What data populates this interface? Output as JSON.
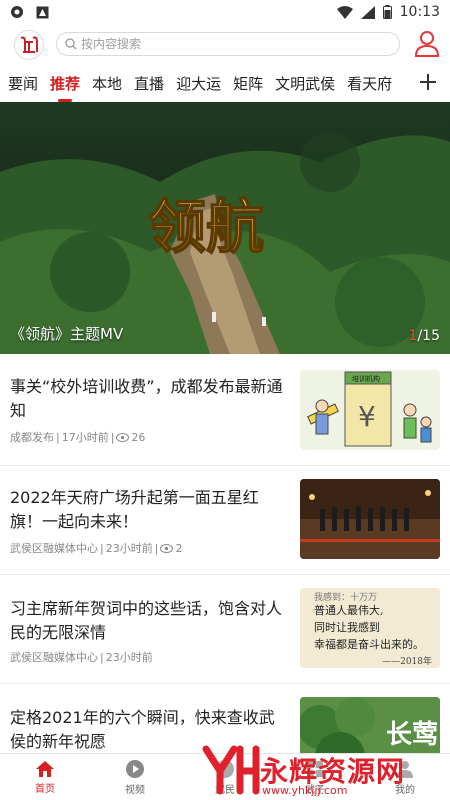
{
  "status": {
    "time": "10:13"
  },
  "search": {
    "placeholder": "按内容搜索"
  },
  "tabs": [
    {
      "label": "要闻"
    },
    {
      "label": "推荐",
      "active": true
    },
    {
      "label": "本地"
    },
    {
      "label": "直播"
    },
    {
      "label": "迎大运"
    },
    {
      "label": "矩阵"
    },
    {
      "label": "文明武侯"
    },
    {
      "label": "看天府"
    }
  ],
  "banner": {
    "caption": "《领航》主题MV",
    "current": "1",
    "total": "/15",
    "title_art": "领航"
  },
  "news": [
    {
      "title": "事关“校外培训收费”，成都发布最新通知",
      "source": "成都发布",
      "time": "17小时前",
      "views": "26",
      "thumb": "cartoon-illustration",
      "thumb_text": "培训机构"
    },
    {
      "title": "2022年天府广场升起第一面五星红旗！一起向未来！",
      "source": "武侯区融媒体中心",
      "time": "23小时前",
      "views": "2",
      "thumb": "flag-guards-photo"
    },
    {
      "title": "习主席新年贺词中的这些话，饱含对人民的无限深情",
      "source": "武侯区融媒体中心",
      "time": "23小时前",
      "thumb": "calligraphy-quote",
      "quote": [
        "普通人最伟大,",
        "同时让我感到",
        "幸福都是奋斗出来的。"
      ],
      "quote_year": "——2018年",
      "quote_top": "我感到：十万万"
    },
    {
      "title": "定格2021年的六个瞬间，快来查收武侯的新年祝愿",
      "thumb": "forest-new-year",
      "thumb_text": "长莺"
    }
  ],
  "bottomnav": [
    {
      "label": "首页",
      "icon": "home-icon",
      "active": true
    },
    {
      "label": "视频",
      "icon": "play-icon"
    },
    {
      "label": "武民",
      "icon": "service-icon"
    },
    {
      "label": "武子",
      "icon": "grid-icon"
    },
    {
      "label": "我的",
      "icon": "user-icon"
    }
  ],
  "watermark": {
    "text": "永辉资源网",
    "sub": "www.yhkjjj.com"
  },
  "colors": {
    "accent": "#d61f1f"
  }
}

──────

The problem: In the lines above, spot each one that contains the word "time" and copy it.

Answer for this exercise:
    "time": "10:13"
      "time": "17小时前",
      "time": "23小时前",
      "time": "23小时前",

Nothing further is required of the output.